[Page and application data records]
====

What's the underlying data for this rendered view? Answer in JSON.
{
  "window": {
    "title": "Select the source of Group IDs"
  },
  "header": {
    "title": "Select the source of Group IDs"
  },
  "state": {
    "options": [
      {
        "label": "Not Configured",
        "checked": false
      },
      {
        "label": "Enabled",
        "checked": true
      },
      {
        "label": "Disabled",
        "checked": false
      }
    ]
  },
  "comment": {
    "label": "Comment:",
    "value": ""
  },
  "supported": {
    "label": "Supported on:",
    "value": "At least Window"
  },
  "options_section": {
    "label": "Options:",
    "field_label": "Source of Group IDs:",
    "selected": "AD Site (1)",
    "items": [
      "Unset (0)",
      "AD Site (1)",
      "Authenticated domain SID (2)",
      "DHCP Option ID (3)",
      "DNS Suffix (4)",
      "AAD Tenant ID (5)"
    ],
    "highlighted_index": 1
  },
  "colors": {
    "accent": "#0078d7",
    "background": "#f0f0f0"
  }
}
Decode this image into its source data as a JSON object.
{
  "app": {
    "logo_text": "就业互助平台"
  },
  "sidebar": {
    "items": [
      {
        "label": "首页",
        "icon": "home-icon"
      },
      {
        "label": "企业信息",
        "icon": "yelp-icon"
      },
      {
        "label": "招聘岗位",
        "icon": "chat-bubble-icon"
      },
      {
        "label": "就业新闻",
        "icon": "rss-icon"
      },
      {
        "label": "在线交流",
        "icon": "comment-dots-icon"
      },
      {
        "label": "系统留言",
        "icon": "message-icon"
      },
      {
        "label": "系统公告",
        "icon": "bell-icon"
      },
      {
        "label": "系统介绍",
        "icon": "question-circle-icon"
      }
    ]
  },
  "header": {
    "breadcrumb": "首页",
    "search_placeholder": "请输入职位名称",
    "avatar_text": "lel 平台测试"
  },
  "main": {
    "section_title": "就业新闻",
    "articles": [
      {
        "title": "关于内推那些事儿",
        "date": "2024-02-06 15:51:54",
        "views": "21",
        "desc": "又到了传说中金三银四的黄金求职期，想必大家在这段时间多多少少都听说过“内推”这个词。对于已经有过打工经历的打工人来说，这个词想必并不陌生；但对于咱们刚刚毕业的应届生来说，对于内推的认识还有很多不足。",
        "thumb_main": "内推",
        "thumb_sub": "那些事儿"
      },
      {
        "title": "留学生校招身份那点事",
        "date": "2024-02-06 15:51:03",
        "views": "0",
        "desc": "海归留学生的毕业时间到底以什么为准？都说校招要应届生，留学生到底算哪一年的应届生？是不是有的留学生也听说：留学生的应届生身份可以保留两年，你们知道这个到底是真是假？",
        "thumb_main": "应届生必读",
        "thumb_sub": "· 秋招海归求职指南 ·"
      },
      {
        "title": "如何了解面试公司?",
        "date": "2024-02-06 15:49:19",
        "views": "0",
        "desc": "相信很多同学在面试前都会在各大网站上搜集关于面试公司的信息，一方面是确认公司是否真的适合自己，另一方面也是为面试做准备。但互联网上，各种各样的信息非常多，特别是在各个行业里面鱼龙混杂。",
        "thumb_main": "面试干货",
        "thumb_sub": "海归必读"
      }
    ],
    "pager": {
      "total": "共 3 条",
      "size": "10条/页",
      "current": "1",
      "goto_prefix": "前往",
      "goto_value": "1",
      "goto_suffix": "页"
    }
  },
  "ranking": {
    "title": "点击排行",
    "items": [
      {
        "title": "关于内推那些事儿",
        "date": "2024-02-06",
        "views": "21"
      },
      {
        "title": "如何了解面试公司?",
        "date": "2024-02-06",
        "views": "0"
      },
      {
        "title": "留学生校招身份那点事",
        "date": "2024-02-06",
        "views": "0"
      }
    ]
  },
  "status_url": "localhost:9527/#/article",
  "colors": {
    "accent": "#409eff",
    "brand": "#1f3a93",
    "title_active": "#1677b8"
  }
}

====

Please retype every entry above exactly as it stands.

-- RESULT --
What's the underlying data for this rendered view? Answer in JSON.
{
  "window": {
    "title": "Select the source of Group IDs"
  },
  "header": {
    "title": "Select the source of Group IDs"
  },
  "state": {
    "options": [
      {
        "label": "Not Configured",
        "checked": false
      },
      {
        "label": "Enabled",
        "checked": true
      },
      {
        "label": "Disabled",
        "checked": false
      }
    ]
  },
  "comment": {
    "label": "Comment:",
    "value": ""
  },
  "supported": {
    "label": "Supported on:",
    "value": "At least Window"
  },
  "options_section": {
    "label": "Options:",
    "field_label": "Source of Group IDs:",
    "selected": "AD Site (1)",
    "items": [
      "Unset (0)",
      "AD Site (1)",
      "Authenticated domain SID (2)",
      "DHCP Option ID (3)",
      "DNS Suffix (4)",
      "AAD Tenant ID (5)"
    ],
    "highlighted_index": 1
  },
  "colors": {
    "accent": "#0078d7",
    "background": "#f0f0f0"
  }
}
Decode this image into its source data as a JSON object.
{
  "app": {
    "logo_text": "就业互助平台"
  },
  "sidebar": {
    "items": [
      {
        "label": "首页",
        "icon": "home-icon"
      },
      {
        "label": "企业信息",
        "icon": "yelp-icon"
      },
      {
        "label": "招聘岗位",
        "icon": "chat-bubble-icon"
      },
      {
        "label": "就业新闻",
        "icon": "rss-icon"
      },
      {
        "label": "在线交流",
        "icon": "comment-dots-icon"
      },
      {
        "label": "系统留言",
        "icon": "message-icon"
      },
      {
        "label": "系统公告",
        "icon": "bell-icon"
      },
      {
        "label": "系统介绍",
        "icon": "question-circle-icon"
      }
    ]
  },
  "header": {
    "breadcrumb": "首页",
    "search_placeholder": "请输入职位名称",
    "avatar_text": "lel 平台测试"
  },
  "main": {
    "section_title": "就业新闻",
    "articles": [
      {
        "title": "关于内推那些事儿",
        "date": "2024-02-06 15:51:54",
        "views": "21",
        "desc": "又到了传说中金三银四的黄金求职期，想必大家在这段时间多多少少都听说过“内推”这个词。对于已经有过打工经历的打工人来说，这个词想必并不陌生；但对于咱们刚刚毕业的应届生来说，对于内推的认识还有很多不足。",
        "thumb_main": "内推",
        "thumb_sub": "那些事儿"
      },
      {
        "title": "留学生校招身份那点事",
        "date": "2024-02-06 15:51:03",
        "views": "0",
        "desc": "海归留学生的毕业时间到底以什么为准？都说校招要应届生，留学生到底算哪一年的应届生？是不是有的留学生也听说：留学生的应届生身份可以保留两年，你们知道这个到底是真是假？",
        "thumb_main": "应届生必读",
        "thumb_sub": "· 秋招海归求职指南 ·"
      },
      {
        "title": "如何了解面试公司?",
        "date": "2024-02-06 15:49:19",
        "views": "0",
        "desc": "相信很多同学在面试前都会在各大网站上搜集关于面试公司的信息，一方面是确认公司是否真的适合自己，另一方面也是为面试做准备。但互联网上，各种各样的信息非常多，特别是在各个行业里面鱼龙混杂。",
        "thumb_main": "面试干货",
        "thumb_sub": "海归必读"
      }
    ],
    "pager": {
      "total": "共 3 条",
      "size": "10条/页",
      "current": "1",
      "goto_prefix": "前往",
      "goto_value": "1",
      "goto_suffix": "页"
    }
  },
  "ranking": {
    "title": "点击排行",
    "items": [
      {
        "title": "关于内推那些事儿",
        "date": "2024-02-06",
        "views": "21"
      },
      {
        "title": "如何了解面试公司?",
        "date": "2024-02-06",
        "views": "0"
      },
      {
        "title": "留学生校招身份那点事",
        "date": "2024-02-06",
        "views": "0"
      }
    ]
  },
  "status_url": "localhost:9527/#/article",
  "colors": {
    "accent": "#409eff",
    "brand": "#1f3a93",
    "title_active": "#1677b8"
  }
}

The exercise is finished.